An Experimental Investigation of Auditors' Liability: Implications for Social Welfare and Exploration of Deviations from Theoretical Predictions
Posted: 8 Feb 2000
Date Written: February 3, 2000
This paper reports the results of an experiment designed to test the Schwartz (1997) model which makes predictions about audit quality, investments, and social welfare. The setting we investigate is a two-person strategic auditing game in which auditor-subjects select a level of audit quality and investor-subjects select an investment level. The combination of audit quality and investment determined social welfare. We investigate four legal regimes, each consists of a liability rule (strict or negligence) and a damage measure (out-of-pocket or independent-of-investment). We predict, based on Schwartz (1997), that three of the regimes would induce audit quality and investment choices that maximize social welfare, while the fourth regime that consists of a strict liability rule and an out-of-pocket damage measure (Strict/OOP) results in lower social welfare because of excessive investment.

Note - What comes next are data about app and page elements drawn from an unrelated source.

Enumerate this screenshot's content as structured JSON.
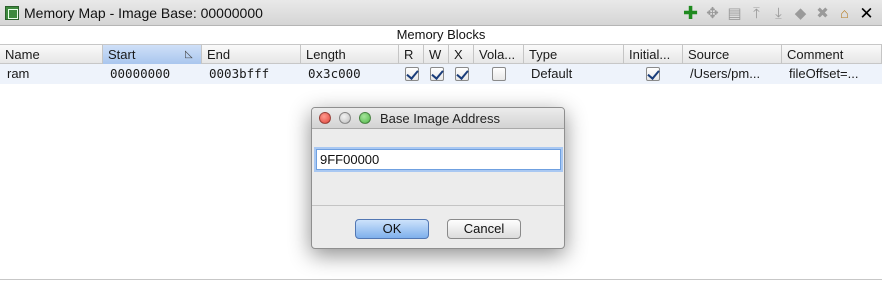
{
  "window": {
    "title": "Memory Map - Image Base: 00000000",
    "toolbar_icons": [
      "add-icon",
      "move-icon",
      "split-icon",
      "expand-up-icon",
      "expand-down-icon",
      "merge-icon",
      "delete-icon",
      "home-icon",
      "close-icon"
    ]
  },
  "section": {
    "title": "Memory Blocks"
  },
  "table": {
    "columns": [
      "Name",
      "Start",
      "End",
      "Length",
      "R",
      "W",
      "X",
      "Vola...",
      "Type",
      "Initial...",
      "Source",
      "Comment"
    ],
    "rows": [
      {
        "name": "ram",
        "start": "00000000",
        "end": "0003bfff",
        "length": "0x3c000",
        "r": true,
        "w": true,
        "x": true,
        "volatile": false,
        "type": "Default",
        "initialized": true,
        "source": "/Users/pm...",
        "comment": "fileOffset=..."
      }
    ]
  },
  "dialog": {
    "title": "Base Image Address",
    "input_value": "9FF00000",
    "ok_label": "OK",
    "cancel_label": "Cancel"
  }
}
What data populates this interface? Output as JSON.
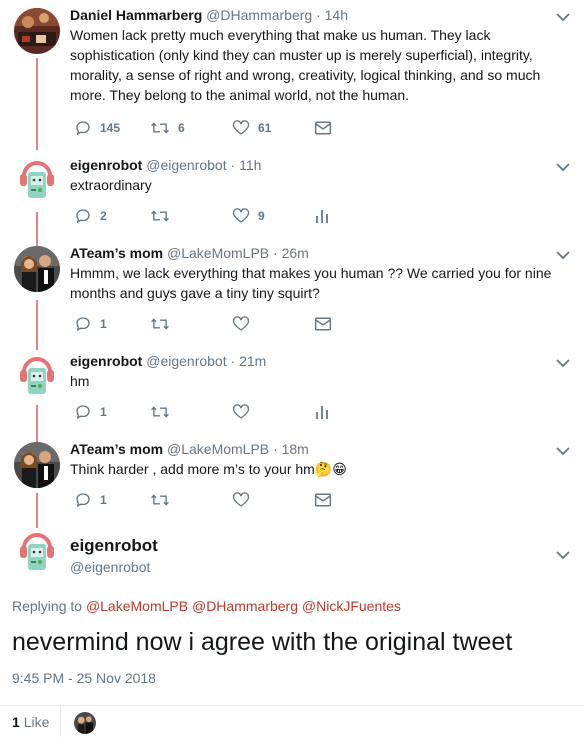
{
  "tweets": [
    {
      "name": "Daniel Hammarberg",
      "handle": "@DHammarberg",
      "dot": "·",
      "time": "14h",
      "text": "Women lack pretty much everything that make us human. They lack sophistication (only kind they can muster up is merely superficial), integrity, morality, a sense of right and wrong, creativity, logical thinking, and so much more. They belong to the animal world, not the human.",
      "replies": "145",
      "retweets": "6",
      "likes": "61"
    },
    {
      "name": "eigenrobot",
      "handle": "@eigenrobot",
      "dot": "·",
      "time": "11h",
      "text": "extraordinary",
      "replies": "2",
      "retweets": "",
      "likes": "9"
    },
    {
      "name": "ATeam’s mom",
      "handle": "@LakeMomLPB",
      "dot": "·",
      "time": "26m",
      "text": "Hmmm, we lack everything that makes you human ?? We carried you for nine months and guys gave a tiny tiny squirt?",
      "replies": "1",
      "retweets": "",
      "likes": ""
    },
    {
      "name": "eigenrobot",
      "handle": "@eigenrobot",
      "dot": "·",
      "time": "21m",
      "text": "hm",
      "replies": "1",
      "retweets": "",
      "likes": ""
    },
    {
      "name": "ATeam’s mom",
      "handle": "@LakeMomLPB",
      "dot": "·",
      "time": "18m",
      "text": "Think harder , add more m’s to your hm🤔😁",
      "replies": "1",
      "retweets": "",
      "likes": ""
    }
  ],
  "main_tweet": {
    "name": "eigenrobot",
    "handle": "@eigenrobot",
    "replying_prefix": "Replying to",
    "mentions": [
      "@LakeMomLPB",
      "@DHammarberg",
      "@NickJFuentes"
    ],
    "text": "nevermind now i agree with the original tweet",
    "timestamp": "9:45 PM - 25 Nov 2018",
    "like_count": "1",
    "like_label": "Like"
  },
  "colors": {
    "thread_line": "#e6808a",
    "secondary_text": "#657786",
    "mention": "#c0392b",
    "icon": "#657786"
  },
  "icons": [
    "reply-icon",
    "retweet-icon",
    "like-icon",
    "dm-icon",
    "analytics-icon",
    "chevron-down-icon"
  ]
}
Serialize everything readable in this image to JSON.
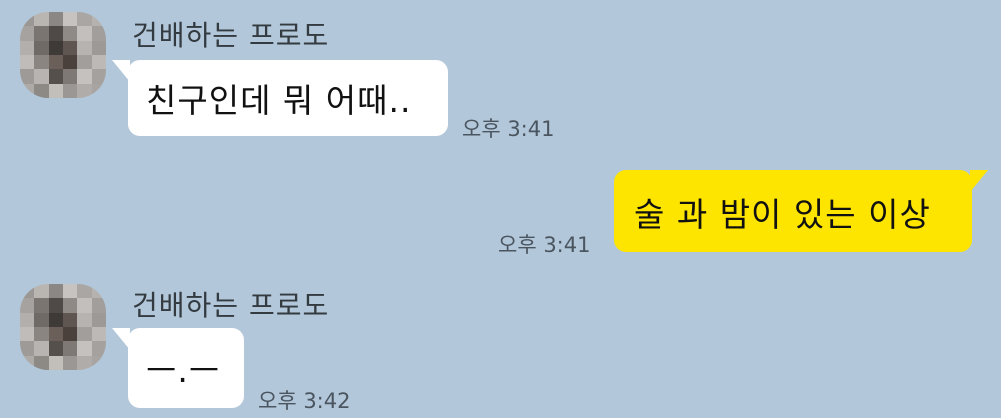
{
  "messages": [
    {
      "sender": "건배하는 프로도",
      "text": "친구인데 뭐 어때..",
      "time": "오후 3:41",
      "mine": false
    },
    {
      "sender": "",
      "text": "술 과 밤이 있는 이상",
      "time": "오후 3:41",
      "mine": true
    },
    {
      "sender": "건배하는 프로도",
      "text": "ㅡ.ㅡ",
      "time": "오후 3:42",
      "mine": false
    }
  ],
  "colors": {
    "background": "#b2c7d9",
    "my_bubble": "#fee500",
    "other_bubble": "#ffffff"
  },
  "icons": {
    "avatar": "blurred-profile-photo"
  }
}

We do not find significant differences in the social welfare across the four legal regimes, which is contrary to the theoretical predictions. However, we find that in the Strict/OOP regime payoffs to investors are significantly higher and payoffs to auditors are significantly lower than in the other three regimes. Thus, if the objective of policy makers is to maximize efficiency, all four regimes are equally desirable. But, if wealth distribution and equity issues are important to policy makers, the Strict/OOP regime may be less desirable, unless auditors can offset the increased liability by sufficient increases in audit fees. We also explore whether subjects' deviations from the predicted actions can be explained by the subjects' limited ability in anticipating their counterparts' actions. We find that the auditors' low payoffs in the Strict/OOP regime cannot be justified with this explanation because auditors' anticipated investments most accurately in that regime. Thus, the deviations of subjects' actions from the predictions are due to choosing actions that do not maximize expected wealth, in spite of correctly anticipating investment levels and potential damages.
JEL Classification: M94, C91, K22
Suggested Citation: Suggested Citation